What am I doing wrong here ?

Edit:

Picture from the book :- • seems like an error in the book? could you take a picture perhaps? thanks – QuIcKmAtHs Jun 12 at 13:55
• @QuIcKmAtHs I have updated my post (added the picture) – arandomguy Jun 12 at 14:22
• It assumes that the voltage on each resistor is the same as the EMF of the battery. Obviously wrong for a series circuit. Funny book. :) – nasu Jun 12 at 14:42
• What you have done is correct only. In the book $V^2\over R_1$ is not $P_1$. $P_1$is $V_1^2\over R_1$ Since the circuit is series. – walber97 Jun 12 at 14:42
• What book is this? It seems weird that the conclusion did not look suspect to the author, irrespective of the validity of the calculations. – nasu Jun 12 at 15:41

For starters, lets look at some assumptions the textbook is making. They have a circuit with 3 resistors in series. They show that there is a potential difference $$V$$ across the whole circuit.
For some reason, they are then saying that each resistor has a voltage $$V$$ applied across it. This is incorrect.

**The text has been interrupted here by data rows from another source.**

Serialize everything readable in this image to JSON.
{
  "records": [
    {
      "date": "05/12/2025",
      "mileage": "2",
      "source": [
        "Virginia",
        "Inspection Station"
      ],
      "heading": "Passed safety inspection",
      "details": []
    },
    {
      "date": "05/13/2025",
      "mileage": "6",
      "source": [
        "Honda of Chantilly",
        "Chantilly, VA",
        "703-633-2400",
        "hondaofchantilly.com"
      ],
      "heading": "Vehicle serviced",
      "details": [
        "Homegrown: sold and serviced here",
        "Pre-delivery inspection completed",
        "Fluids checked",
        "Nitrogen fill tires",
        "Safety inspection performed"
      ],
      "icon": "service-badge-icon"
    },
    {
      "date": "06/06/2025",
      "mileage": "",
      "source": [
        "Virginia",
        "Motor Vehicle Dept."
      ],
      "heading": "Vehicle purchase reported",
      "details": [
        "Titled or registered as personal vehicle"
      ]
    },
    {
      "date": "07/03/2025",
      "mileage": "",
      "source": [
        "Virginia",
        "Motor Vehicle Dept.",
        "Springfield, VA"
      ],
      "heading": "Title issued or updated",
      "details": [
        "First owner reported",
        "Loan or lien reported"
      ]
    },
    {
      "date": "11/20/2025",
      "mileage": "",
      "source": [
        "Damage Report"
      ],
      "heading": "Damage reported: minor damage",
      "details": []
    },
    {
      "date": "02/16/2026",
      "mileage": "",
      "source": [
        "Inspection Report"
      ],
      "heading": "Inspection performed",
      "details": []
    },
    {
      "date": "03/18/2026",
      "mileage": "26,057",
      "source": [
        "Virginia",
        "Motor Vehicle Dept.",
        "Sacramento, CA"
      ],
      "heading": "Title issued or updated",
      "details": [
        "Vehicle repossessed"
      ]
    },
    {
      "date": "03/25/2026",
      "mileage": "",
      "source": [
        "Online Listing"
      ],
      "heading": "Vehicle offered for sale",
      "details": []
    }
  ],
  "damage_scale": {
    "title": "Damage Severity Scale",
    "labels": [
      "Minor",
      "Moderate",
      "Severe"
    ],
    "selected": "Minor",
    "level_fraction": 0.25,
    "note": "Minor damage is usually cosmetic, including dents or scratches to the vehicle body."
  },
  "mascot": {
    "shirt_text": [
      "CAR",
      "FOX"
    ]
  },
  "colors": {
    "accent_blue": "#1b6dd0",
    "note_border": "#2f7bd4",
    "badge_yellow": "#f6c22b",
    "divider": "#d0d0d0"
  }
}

As you have shown, each resistor has it's own voltage drop across the resistor; which are not necessarily equal to each other, and cannot each be equal to $$V$$ applied to the circuit (see Kirchoff's laws). This means that when they divide both sides of $$R = R_1 + R_2 + R_3$$ by $$V^2$$, the $$\frac {R_n}{V^2}$$ terms don't actually coorespond to $$P_n$$, because it should be $$P_n = \frac {R_n}{V_n ^2}$$.
They seem to have gotten mixed up about parallel and series circuits, and instead of saying that $$V$$ was the same across each resistor, they should have taken $$I$$ to be the same across each resistor.
If they wanted to use $$V$$ to determine power, they overcomplicated it, since it should just be $$P_{\text{total}} = \frac {V_{\text{total}}^2}{R_{\text{total}}}$$